Implementing the strategy for TuringTrader was very simple, and our results match the book closely. However, we believe Dynamic Treasuries to be the weakest strategy in the book and have only minimal interest in trading it.
The last stand-alone strategy in The Alpha Formula is called ETF Avalanches and aims to profit from global bear markets. The strategy uses a universe of 40 ETFs covering various countries, sectors, and markets. ETF Avalanches uses mean-reversion and sells assets showing short-term strength while being extremely volatile and in an overall downtrend. As an additional improvement, the strategy puts idle cash into short-term Treasuries.
In the long term, and as expected, ETF Avalanches produces returns similar to those of short-term Treasuries. This result is much better than many other short-position strategies, which continuously lose money during bull markets. During times of market stress, ETF Avalanches picks up substantially, helping to counteract losses from assets with positive market correlation.
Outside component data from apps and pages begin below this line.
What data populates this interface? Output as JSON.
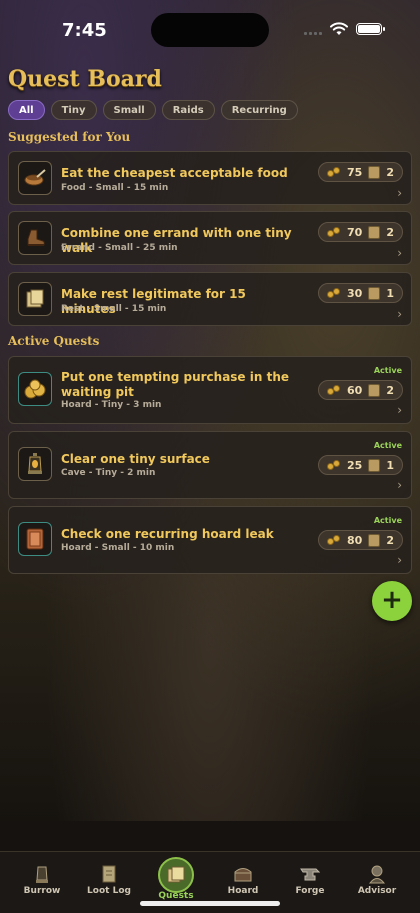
{
  "status": {
    "time": "7:45"
  },
  "page": {
    "title": "Quest Board"
  },
  "filters": [
    {
      "label": "All",
      "active": true
    },
    {
      "label": "Tiny",
      "active": false
    },
    {
      "label": "Small",
      "active": false
    },
    {
      "label": "Raids",
      "active": false
    },
    {
      "label": "Recurring",
      "active": false
    }
  ],
  "sections": {
    "suggested": "Suggested for You",
    "active": "Active Quests"
  },
  "suggested": [
    {
      "title": "Eat the cheapest acceptable food",
      "meta": "Food - Small - 15 min",
      "coins": "75",
      "scrolls": "2",
      "icon": "food-bowl-icon"
    },
    {
      "title": "Combine one errand with one tiny walk",
      "meta": "Errand - Small - 25 min",
      "coins": "70",
      "scrolls": "2",
      "icon": "boot-icon"
    },
    {
      "title": "Make rest legitimate for 15 minutes",
      "meta": "Rest - Small - 15 min",
      "coins": "30",
      "scrolls": "1",
      "icon": "scroll-map-icon"
    }
  ],
  "active": [
    {
      "title": "Put one tempting purchase in the waiting pit",
      "meta": "Hoard - Tiny - 3 min",
      "coins": "60",
      "scrolls": "2",
      "badge": "Active",
      "icon": "coin-pile-icon"
    },
    {
      "title": "Clear one tiny surface",
      "meta": "Cave - Tiny - 2 min",
      "coins": "25",
      "scrolls": "1",
      "badge": "Active",
      "icon": "lantern-icon"
    },
    {
      "title": "Check one recurring hoard leak",
      "meta": "Hoard - Small - 10 min",
      "coins": "80",
      "scrolls": "2",
      "badge": "Active",
      "icon": "tome-icon"
    }
  ],
  "fab": {
    "label": "+"
  },
  "tabs": [
    {
      "label": "Burrow",
      "icon": "lantern-icon",
      "active": false
    },
    {
      "label": "Loot Log",
      "icon": "scroll-icon",
      "active": false
    },
    {
      "label": "Quests",
      "icon": "quest-map-icon",
      "active": true
    },
    {
      "label": "Hoard",
      "icon": "chest-icon",
      "active": false
    },
    {
      "label": "Forge",
      "icon": "anvil-icon",
      "active": false
    },
    {
      "label": "Advisor",
      "icon": "goblin-advisor-icon",
      "active": false
    }
  ],
  "colors": {
    "accent_gold": "#e6be5a",
    "active_green": "#9bd35a",
    "chip_purple": "#5f3f93",
    "fab_green": "#8cd23c"
  }
}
The strategy works as advertised, and we generally like it a lot. However, we see this strategy as a dynamic portfolio component. As ETF Avalanches provides only meager returns outside of market stress, we feel that ETF Avalanches creates too much drag on overall portfolio performance if used as a static component.
Implementing ETF Avalanches for TuringTrader was straightforward. However, our backtested results differ substantially from the data published in The Alpha Formula. In particular, we see our implementation profit more than the book in fall 2011, while the book did better in summer 2015. So far, we have not been able to identify the root cause of these differences.
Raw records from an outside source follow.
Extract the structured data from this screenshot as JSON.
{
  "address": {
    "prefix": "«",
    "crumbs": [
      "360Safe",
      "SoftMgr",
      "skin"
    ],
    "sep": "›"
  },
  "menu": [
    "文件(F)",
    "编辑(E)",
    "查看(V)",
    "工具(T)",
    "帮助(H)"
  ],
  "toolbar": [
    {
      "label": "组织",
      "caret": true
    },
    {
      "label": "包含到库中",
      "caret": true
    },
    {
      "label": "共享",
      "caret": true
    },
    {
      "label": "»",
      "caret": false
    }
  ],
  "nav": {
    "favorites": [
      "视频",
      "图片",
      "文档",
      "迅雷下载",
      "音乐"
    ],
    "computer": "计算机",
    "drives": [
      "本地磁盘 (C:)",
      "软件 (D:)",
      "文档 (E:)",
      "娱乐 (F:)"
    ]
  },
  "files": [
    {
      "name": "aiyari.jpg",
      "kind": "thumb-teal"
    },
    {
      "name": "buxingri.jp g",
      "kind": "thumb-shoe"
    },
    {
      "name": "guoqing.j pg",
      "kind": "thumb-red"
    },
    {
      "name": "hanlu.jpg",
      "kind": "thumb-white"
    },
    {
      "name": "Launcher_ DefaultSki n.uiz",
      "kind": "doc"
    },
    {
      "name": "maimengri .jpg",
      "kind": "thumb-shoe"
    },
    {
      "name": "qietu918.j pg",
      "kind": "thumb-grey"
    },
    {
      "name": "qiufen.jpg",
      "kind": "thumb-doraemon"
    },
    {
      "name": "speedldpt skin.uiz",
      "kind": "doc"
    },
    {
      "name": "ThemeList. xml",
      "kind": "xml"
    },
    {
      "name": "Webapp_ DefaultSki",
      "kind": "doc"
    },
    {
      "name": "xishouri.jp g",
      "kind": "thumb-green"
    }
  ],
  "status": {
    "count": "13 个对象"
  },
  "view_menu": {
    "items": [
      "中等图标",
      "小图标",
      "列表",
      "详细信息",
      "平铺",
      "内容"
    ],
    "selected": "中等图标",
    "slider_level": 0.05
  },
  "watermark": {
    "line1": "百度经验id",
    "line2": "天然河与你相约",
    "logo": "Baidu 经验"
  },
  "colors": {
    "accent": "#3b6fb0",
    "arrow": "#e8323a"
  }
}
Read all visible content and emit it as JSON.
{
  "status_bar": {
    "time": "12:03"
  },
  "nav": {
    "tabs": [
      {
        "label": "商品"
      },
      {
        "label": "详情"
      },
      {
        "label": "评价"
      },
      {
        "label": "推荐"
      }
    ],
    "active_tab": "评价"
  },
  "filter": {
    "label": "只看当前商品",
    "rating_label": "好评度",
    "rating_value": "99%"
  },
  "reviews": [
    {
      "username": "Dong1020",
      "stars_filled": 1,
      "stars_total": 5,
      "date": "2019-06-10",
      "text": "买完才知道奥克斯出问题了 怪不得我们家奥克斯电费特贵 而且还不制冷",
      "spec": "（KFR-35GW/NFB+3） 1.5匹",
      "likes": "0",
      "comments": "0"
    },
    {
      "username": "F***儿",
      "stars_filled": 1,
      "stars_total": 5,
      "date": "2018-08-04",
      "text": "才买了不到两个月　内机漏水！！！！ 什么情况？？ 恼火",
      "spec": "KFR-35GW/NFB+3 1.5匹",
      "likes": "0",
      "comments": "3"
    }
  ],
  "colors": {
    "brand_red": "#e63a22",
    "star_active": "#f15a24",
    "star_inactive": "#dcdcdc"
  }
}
The Alpha Portfolio
While we certainly enjoyed the strategies presented in the book, what sets this book apart is something else: The Alpha Portfolio. About a third of the book is devoted to combining the four individual strategies into a portfolio and reviewing the resulting meta-strategy's characteristics. The Alpha Portfolio is diversified across asset classes, geographical regions, strategy styles, and time horizons, leading to smooth returns and low volatility in many different market environments. The portfolio combines high returns with low volatility and a low correlation to the stock market. With these properties, the Alpha Portfolio addresses almost all needs investors are looking for and rivals many ETFs and mutual funds available to retail investors. We have not seen a strategy of this quality published in a book before.
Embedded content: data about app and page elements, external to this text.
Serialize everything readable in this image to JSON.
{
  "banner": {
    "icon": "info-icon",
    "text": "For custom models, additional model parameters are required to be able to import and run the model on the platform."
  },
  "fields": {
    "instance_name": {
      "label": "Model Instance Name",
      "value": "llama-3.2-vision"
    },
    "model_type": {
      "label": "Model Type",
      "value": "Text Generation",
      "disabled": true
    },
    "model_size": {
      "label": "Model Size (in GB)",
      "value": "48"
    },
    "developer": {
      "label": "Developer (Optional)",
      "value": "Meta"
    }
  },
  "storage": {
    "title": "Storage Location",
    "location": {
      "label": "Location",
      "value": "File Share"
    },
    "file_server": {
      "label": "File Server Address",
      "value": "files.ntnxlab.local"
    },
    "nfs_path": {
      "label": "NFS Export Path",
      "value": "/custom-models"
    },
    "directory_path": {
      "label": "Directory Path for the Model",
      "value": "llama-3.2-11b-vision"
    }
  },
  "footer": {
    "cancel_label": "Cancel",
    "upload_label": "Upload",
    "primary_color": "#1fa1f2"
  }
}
We have only very little criticism for the Alpha Portfolio. Except for the Dynamic Treasuries, all portfolio components are solid. However, we feel that ETF Avalanches is a drag on the overall portfolio performance. We believe it would be helpful to dynamically shift exposure between Rising Assets and ETF Avalanches, based on sentiment and possibly volatility of the stock market.
Understandably, a portfolio of this complexity comes at a price. It requires solid programming skills to implement the various components of the Alpha Portfolio. A reliable data feed is required to access the quotes for the many instruments. Further, readers need a survivorship-bias-free universe for Weekly Mean Reversion. And finally, investing in the Alpha Portfolio requires significantly more maintenance than most other portfolios.
In summary, The Alpha Formula appeals equally to readers looking for a strategy they can use out of the box, as it does to quant developers looking to jump-start their own development. We consider The Alpha Formula a must-read for anybody interested in quantitative trading and the best trading-related book we read in 2019.
Even more importantly, The Alpha Formula has been the motivation to launch our All-Stars. This family of meta portfolios offers the same benefits of combining uncorrelated strategies, but with TuringTrader's ease of use.